Dairy can be problematic?

Only for people with diarrhoea, lactose intolerance, or who battle to lose weight – that happens mostly to women. It may well be that fat increases their hunger rather than satisfies it. We don’t know if it’s just an effect of saturated fat in some people. The easiest way to cut fat in that case is to cut dairy, and eat other sources of fat, such as oily fish, and avocado.

What about vegetables?

All vegetables have carbohydrates, but we recommend those with lowest carb, highest Tim Noakes Real Meal Revolutionnutrient content: leafy greens such as kale, it’s one of the most nutritious vegetables; also cauliflower, broccoli, they’re on our green list – (in The Real Meal Revolution, co-authored by Jonno Proudfoot, Sally-Ann Creed and David Grier).

Can you be a vegetarian on your diet?

Yes, if you eat dairy products, but we advise adding eggs and fish. Vegetarians who cheat can be incredibly healthy.

You can’t be a vegan on your diet?

Well, I know a vegan athlete, a former professional cyclist who eats 80% fat in his diet – lots of coconut oil and avos. It’s an extreme diet, but it works for him. Clearly his gut flora can handle it. I met someonewho eats only raw meat. We don’t know what the bacteria in their guts are doing, and how those bacteria might compensate for what we might perceive as intake “deficiencies”.
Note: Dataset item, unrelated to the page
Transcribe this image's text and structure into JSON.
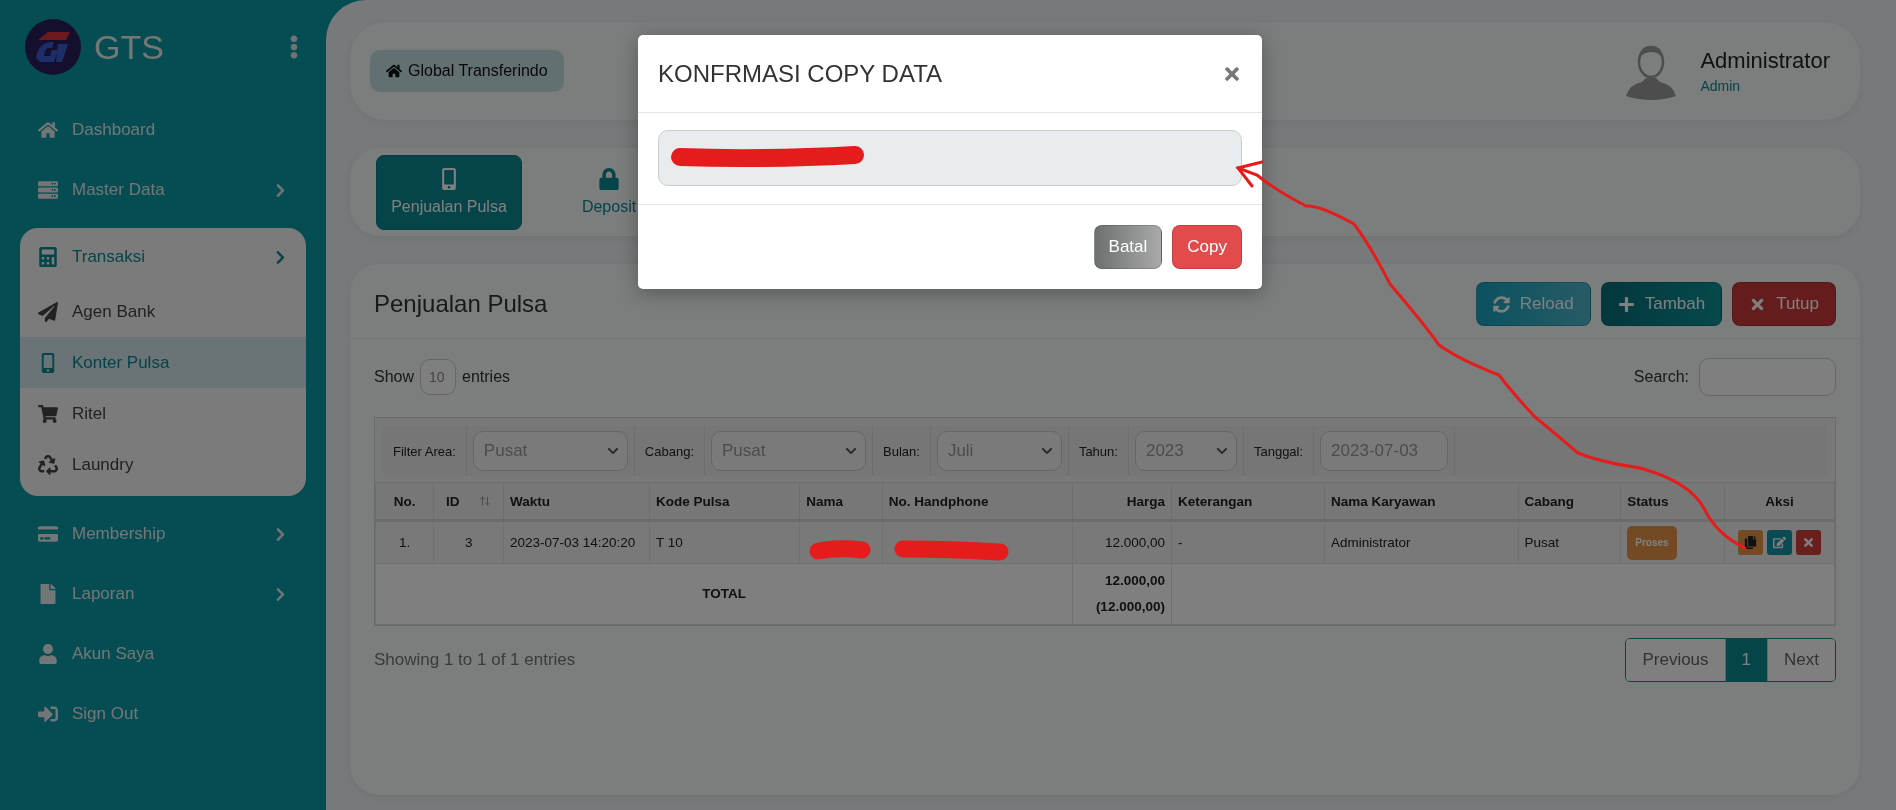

What carb-fat-protein ratio is best?

Depends on how sick you are. If you’re diabetic, we say 20% to 30% protein, 60% to 70% fat, 5% carbs. The sicker you are, the more fat you need, because fat is insulin neutral. The more insulin resistant you are, the more fat you can eat, because even when the pancreas fails, fat is the only fuel you can metabolise safely without requiring insulin. It’s perfect for blood sugar control. We don’t tell people how many grams to eat, except for carbs – around 25g if you are really sick.

What about alcohol?

It’s a toxin, and slows weight loss on our diet significantly. We say: first lose the weight, and reintroduce alcohol in small amounts if you must. The diet is a fine line. If you don’t fall on the right side of the fat, protein, carb ratio, just one apple, a beer or two glasses of wine will put you on the wrong side, and you will not enjoy the benefits you should from cutting carbs.

No sweet ‘cheat’ treats at all?

A small piece of dark chocolate is fine, but many people can’t eat just one small piece – like smokers who can’t have one cigarette. The key is to get sugar out the diet. People don’t understand how addictive sugar is, or what it actually is – not just sucrose, the white stuff, also high-fructose corn syrup (HFCS) in processed foods. That’s what I classify as sugar, the really addictive one. If you can get people down to 25g of carbs a day for a few months with no added sugar, the brain no longer searches for sugar. That’s what makes our diet so successful.

And best snacks?

Nuts, biltong, cheese, coconut – I love coconut chips best of all. And fullcream yoghurt.

How often should you eat?

Depends on how sick or obese you are. I’m diabetic, so in my opinion the less frequently I eat the better. I eat a big breakfast, snack a little at two in the afternoon and eat dinner at seven.

Friend or Foe.
Friend or Foe.